::: MATERIAL PROVIDED

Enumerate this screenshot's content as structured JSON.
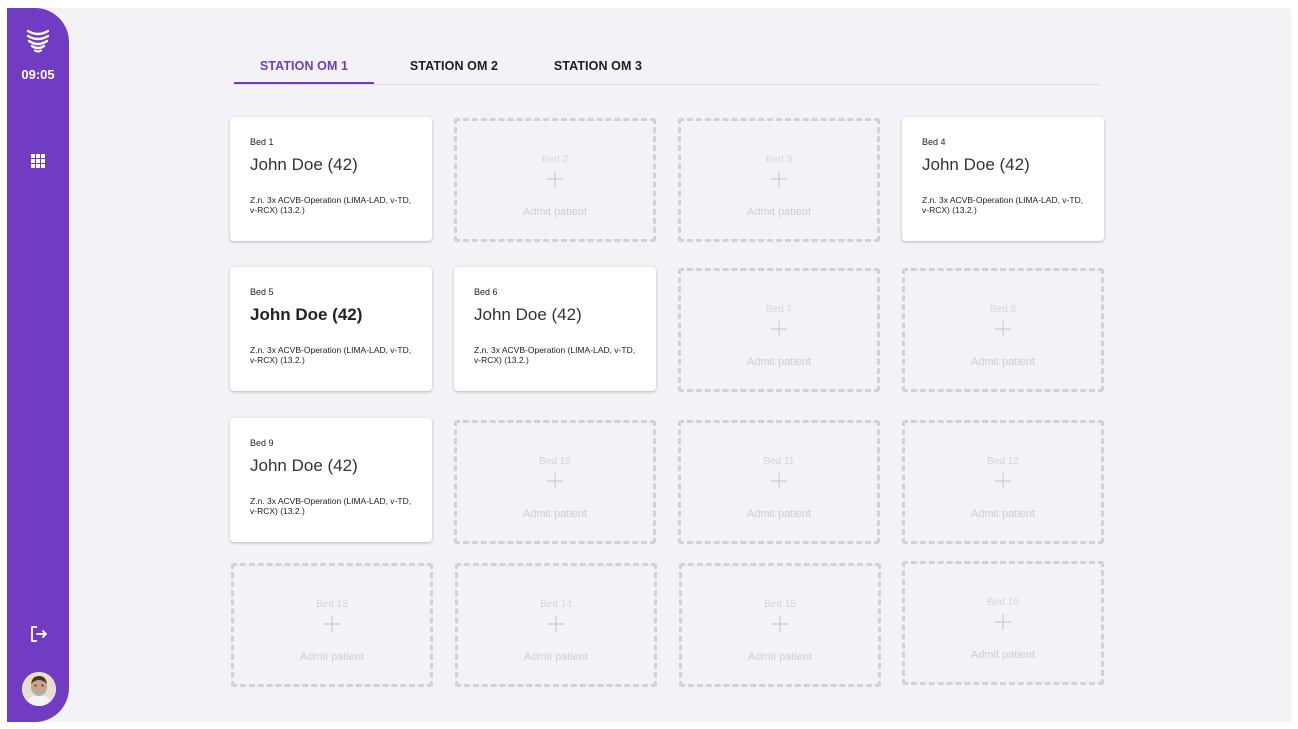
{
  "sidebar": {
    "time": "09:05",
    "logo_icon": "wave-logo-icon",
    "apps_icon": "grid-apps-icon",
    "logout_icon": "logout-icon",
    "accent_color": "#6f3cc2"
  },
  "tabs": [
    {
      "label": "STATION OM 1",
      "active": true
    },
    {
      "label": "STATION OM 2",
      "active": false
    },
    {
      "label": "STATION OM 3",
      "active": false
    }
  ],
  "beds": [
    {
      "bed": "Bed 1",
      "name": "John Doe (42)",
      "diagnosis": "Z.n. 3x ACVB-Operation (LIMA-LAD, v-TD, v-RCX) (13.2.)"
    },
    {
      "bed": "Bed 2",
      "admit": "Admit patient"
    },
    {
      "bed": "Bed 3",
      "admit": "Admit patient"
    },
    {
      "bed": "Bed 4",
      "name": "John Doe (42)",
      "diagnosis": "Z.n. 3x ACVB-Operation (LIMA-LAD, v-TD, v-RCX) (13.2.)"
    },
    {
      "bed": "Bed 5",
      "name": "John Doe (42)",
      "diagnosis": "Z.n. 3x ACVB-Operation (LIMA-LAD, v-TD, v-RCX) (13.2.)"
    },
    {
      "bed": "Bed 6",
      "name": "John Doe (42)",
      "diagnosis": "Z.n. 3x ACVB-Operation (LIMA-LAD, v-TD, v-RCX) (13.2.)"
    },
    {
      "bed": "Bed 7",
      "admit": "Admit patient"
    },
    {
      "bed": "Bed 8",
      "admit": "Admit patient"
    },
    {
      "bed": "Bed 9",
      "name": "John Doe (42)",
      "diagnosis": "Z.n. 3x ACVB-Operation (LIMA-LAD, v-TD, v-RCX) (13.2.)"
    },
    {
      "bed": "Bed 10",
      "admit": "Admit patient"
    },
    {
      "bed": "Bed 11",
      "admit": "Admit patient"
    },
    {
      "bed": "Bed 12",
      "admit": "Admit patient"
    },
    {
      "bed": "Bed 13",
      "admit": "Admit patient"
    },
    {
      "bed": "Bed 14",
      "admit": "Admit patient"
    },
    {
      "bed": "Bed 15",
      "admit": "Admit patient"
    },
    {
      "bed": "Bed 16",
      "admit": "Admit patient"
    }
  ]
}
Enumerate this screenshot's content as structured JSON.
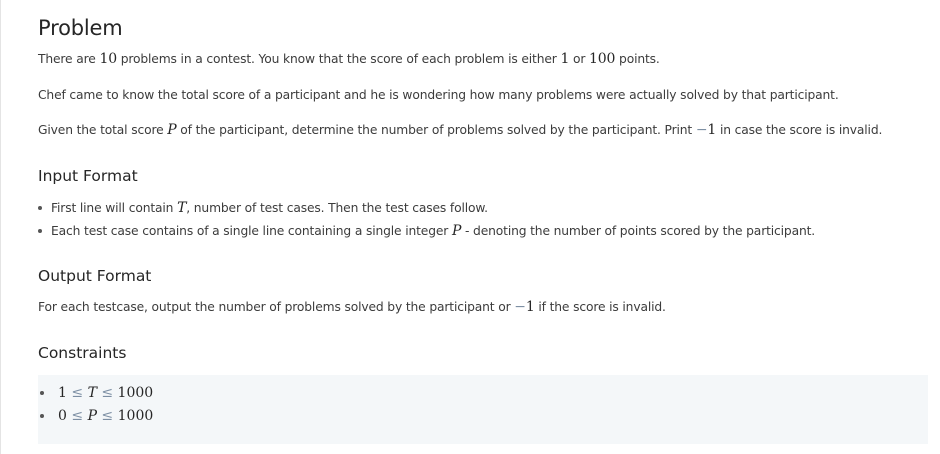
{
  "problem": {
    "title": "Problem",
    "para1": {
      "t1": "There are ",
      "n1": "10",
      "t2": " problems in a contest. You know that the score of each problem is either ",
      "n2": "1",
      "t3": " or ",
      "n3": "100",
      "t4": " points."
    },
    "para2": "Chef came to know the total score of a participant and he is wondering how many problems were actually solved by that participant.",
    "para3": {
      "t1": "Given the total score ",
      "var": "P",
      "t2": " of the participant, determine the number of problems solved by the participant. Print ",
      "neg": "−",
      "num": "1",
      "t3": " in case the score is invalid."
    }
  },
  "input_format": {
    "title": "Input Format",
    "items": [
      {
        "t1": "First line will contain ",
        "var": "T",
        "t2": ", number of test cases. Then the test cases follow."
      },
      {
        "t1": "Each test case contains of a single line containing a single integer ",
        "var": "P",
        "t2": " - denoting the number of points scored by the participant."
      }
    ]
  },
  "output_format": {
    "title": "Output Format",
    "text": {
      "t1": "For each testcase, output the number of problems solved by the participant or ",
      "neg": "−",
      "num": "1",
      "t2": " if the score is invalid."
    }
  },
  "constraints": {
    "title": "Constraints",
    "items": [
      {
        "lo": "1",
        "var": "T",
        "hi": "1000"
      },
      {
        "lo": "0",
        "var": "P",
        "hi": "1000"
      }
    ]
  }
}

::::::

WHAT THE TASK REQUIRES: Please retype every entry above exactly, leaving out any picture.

RESULT FOR THIS EXERCISE:
Enumerate this screenshot's content as structured JSON.
{
  "sidebar": {
    "time": "09:05",
    "logo_icon": "wave-logo-icon",
    "apps_icon": "grid-apps-icon",
    "logout_icon": "logout-icon",
    "accent_color": "#6f3cc2"
  },
  "tabs": [
    {
      "label": "STATION OM 1",
      "active": true
    },
    {
      "label": "STATION OM 2",
      "active": false
    },
    {
      "label": "STATION OM 3",
      "active": false
    }
  ],
  "beds": [
    {
      "bed": "Bed 1",
      "name": "John Doe (42)",
      "diagnosis": "Z.n. 3x ACVB-Operation (LIMA-LAD, v-TD, v-RCX) (13.2.)"
    },
    {
      "bed": "Bed 2",
      "admit": "Admit patient"
    },
    {
      "bed": "Bed 3",
      "admit": "Admit patient"
    },
    {
      "bed": "Bed 4",
      "name": "John Doe (42)",
      "diagnosis": "Z.n. 3x ACVB-Operation (LIMA-LAD, v-TD, v-RCX) (13.2.)"
    },
    {
      "bed": "Bed 5",
      "name": "John Doe (42)",
      "diagnosis": "Z.n. 3x ACVB-Operation (LIMA-LAD, v-TD, v-RCX) (13.2.)"
    },
    {
      "bed": "Bed 6",
      "name": "John Doe (42)",
      "diagnosis": "Z.n. 3x ACVB-Operation (LIMA-LAD, v-TD, v-RCX) (13.2.)"
    },
    {
      "bed": "Bed 7",
      "admit": "Admit patient"
    },
    {
      "bed": "Bed 8",
      "admit": "Admit patient"
    },
    {
      "bed": "Bed 9",
      "name": "John Doe (42)",
      "diagnosis": "Z.n. 3x ACVB-Operation (LIMA-LAD, v-TD, v-RCX) (13.2.)"
    },
    {
      "bed": "Bed 10",
      "admit": "Admit patient"
    },
    {
      "bed": "Bed 11",
      "admit": "Admit patient"
    },
    {
      "bed": "Bed 12",
      "admit": "Admit patient"
    },
    {
      "bed": "Bed 13",
      "admit": "Admit patient"
    },
    {
      "bed": "Bed 14",
      "admit": "Admit patient"
    },
    {
      "bed": "Bed 15",
      "admit": "Admit patient"
    },
    {
      "bed": "Bed 16",
      "admit": "Admit patient"
    }
  ]
}
Enumerate this screenshot's content as structured JSON.
{
  "problem": {
    "title": "Problem",
    "para1": {
      "t1": "There are ",
      "n1": "10",
      "t2": " problems in a contest. You know that the score of each problem is either ",
      "n2": "1",
      "t3": " or ",
      "n3": "100",
      "t4": " points."
    },
    "para2": "Chef came to know the total score of a participant and he is wondering how many problems were actually solved by that participant.",
    "para3": {
      "t1": "Given the total score ",
      "var": "P",
      "t2": " of the participant, determine the number of problems solved by the participant. Print ",
      "neg": "−",
      "num": "1",
      "t3": " in case the score is invalid."
    }
  },
  "input_format": {
    "title": "Input Format",
    "items": [
      {
        "t1": "First line will contain ",
        "var": "T",
        "t2": ", number of test cases. Then the test cases follow."
      },
      {
        "t1": "Each test case contains of a single line containing a single integer ",
        "var": "P",
        "t2": " - denoting the number of points scored by the participant."
      }
    ]
  },
  "output_format": {
    "title": "Output Format",
    "text": {
      "t1": "For each testcase, output the number of problems solved by the participant or ",
      "neg": "−",
      "num": "1",
      "t2": " if the score is invalid."
    }
  },
  "constraints": {
    "title": "Constraints",
    "items": [
      {
        "lo": "1",
        "var": "T",
        "hi": "1000"
      },
      {
        "lo": "0",
        "var": "P",
        "hi": "1000"
      }
    ]
  }
}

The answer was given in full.